**EXERCISE GOAL**
Please filter the data below down to the lines holding the string "Michigan".

START GIVEN INFORMATION

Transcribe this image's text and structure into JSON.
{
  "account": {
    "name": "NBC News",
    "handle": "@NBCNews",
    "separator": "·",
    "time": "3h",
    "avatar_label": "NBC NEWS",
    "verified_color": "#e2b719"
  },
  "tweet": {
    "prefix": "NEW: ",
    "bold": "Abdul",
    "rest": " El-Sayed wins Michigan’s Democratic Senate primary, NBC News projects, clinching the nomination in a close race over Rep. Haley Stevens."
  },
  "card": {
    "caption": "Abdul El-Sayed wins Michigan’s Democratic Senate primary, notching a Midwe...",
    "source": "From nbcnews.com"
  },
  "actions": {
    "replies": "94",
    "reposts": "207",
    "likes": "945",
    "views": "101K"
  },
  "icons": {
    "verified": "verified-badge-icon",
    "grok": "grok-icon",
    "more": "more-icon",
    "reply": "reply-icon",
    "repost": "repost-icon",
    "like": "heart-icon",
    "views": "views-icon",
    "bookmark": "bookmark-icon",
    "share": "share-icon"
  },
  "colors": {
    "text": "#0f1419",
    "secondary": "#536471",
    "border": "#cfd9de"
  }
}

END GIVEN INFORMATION
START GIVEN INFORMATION

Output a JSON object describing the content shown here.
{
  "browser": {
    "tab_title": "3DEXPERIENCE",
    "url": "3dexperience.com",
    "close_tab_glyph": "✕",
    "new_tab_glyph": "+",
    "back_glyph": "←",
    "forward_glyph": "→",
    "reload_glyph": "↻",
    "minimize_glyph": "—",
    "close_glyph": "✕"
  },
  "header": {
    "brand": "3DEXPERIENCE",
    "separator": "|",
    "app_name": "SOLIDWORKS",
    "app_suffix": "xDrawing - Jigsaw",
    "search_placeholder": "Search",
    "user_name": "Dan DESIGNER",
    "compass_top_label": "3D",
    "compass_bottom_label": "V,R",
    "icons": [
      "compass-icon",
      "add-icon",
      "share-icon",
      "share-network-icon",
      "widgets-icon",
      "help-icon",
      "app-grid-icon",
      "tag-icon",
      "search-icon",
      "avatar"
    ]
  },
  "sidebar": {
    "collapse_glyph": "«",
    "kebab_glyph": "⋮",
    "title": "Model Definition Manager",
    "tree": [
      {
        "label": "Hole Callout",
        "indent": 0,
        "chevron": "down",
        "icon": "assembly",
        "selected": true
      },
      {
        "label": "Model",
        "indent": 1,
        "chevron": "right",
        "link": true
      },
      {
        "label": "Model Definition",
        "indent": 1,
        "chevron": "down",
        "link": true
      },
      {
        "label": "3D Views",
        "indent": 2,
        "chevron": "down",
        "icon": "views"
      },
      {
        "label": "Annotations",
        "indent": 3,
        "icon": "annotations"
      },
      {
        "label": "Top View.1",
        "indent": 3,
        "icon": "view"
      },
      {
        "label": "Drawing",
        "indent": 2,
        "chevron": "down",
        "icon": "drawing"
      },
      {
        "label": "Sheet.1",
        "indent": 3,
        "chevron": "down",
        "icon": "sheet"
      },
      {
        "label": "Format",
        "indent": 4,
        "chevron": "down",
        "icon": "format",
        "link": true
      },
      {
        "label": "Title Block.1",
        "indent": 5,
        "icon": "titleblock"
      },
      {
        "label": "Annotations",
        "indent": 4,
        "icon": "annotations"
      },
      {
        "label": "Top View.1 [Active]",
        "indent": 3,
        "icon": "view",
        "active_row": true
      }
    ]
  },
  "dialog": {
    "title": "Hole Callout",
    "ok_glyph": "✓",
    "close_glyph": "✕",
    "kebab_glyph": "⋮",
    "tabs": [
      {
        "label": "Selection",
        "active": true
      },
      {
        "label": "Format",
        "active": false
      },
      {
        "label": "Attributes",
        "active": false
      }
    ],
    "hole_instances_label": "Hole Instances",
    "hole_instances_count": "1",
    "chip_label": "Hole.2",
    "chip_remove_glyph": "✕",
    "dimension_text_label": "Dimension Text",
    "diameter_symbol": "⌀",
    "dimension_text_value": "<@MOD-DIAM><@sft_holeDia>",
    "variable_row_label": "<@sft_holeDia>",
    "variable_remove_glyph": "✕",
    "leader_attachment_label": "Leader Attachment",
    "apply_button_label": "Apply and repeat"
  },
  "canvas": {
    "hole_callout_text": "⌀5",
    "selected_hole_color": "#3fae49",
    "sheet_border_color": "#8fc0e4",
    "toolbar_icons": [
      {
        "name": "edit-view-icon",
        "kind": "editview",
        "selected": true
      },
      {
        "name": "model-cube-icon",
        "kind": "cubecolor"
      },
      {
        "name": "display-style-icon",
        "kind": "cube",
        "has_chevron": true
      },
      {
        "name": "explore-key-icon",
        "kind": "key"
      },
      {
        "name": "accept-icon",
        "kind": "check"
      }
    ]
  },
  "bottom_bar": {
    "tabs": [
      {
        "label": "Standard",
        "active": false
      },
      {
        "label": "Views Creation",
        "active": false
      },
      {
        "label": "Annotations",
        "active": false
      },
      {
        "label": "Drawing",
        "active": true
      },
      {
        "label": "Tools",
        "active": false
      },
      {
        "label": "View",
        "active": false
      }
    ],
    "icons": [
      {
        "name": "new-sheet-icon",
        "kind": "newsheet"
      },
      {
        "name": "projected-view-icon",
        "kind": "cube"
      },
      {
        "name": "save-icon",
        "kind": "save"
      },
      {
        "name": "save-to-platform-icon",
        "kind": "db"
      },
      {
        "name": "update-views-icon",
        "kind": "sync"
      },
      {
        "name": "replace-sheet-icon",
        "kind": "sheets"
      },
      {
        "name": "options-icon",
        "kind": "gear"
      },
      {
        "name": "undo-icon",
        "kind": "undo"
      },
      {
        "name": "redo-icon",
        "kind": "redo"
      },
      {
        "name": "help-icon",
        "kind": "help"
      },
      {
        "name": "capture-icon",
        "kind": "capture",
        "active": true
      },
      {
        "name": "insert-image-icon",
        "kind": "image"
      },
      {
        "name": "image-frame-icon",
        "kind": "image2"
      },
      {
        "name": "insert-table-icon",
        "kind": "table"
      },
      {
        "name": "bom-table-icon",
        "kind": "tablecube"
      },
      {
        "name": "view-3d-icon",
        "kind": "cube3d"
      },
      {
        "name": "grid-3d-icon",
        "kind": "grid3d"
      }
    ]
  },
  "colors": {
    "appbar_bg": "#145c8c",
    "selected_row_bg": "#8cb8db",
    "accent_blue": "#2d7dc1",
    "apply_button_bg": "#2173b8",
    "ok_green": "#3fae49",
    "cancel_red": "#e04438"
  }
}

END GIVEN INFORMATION
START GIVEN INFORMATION

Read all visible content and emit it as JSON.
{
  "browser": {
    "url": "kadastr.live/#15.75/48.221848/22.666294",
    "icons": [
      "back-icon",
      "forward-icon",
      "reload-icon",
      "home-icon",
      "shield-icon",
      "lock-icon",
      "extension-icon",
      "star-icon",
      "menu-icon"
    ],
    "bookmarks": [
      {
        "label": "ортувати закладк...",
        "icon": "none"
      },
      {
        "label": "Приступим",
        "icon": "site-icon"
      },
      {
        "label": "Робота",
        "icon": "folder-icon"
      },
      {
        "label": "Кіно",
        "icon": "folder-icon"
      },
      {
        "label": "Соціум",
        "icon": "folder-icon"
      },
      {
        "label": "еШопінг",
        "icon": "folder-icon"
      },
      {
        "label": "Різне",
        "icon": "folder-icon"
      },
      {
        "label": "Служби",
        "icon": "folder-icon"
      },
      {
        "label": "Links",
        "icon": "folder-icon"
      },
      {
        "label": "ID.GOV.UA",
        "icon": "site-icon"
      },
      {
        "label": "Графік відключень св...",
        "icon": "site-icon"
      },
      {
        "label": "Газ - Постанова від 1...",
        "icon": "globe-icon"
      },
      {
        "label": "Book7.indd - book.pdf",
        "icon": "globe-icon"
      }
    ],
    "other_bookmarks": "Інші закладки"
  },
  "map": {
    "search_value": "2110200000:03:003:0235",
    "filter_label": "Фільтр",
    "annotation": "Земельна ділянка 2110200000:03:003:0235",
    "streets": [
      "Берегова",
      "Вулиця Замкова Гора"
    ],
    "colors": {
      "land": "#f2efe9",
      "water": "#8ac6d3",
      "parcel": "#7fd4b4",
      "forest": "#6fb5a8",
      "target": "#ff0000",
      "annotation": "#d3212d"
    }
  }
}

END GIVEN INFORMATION

**WRITTEN REPLY**
    "rest": " El-Sayed wins Michigan’s Democratic Senate primary, NBC News projects, clinching the nomination in a close race over Rep. Haley Stevens."
    "caption": "Abdul El-Sayed wins Michigan’s Democratic Senate primary, notching a Midwe...",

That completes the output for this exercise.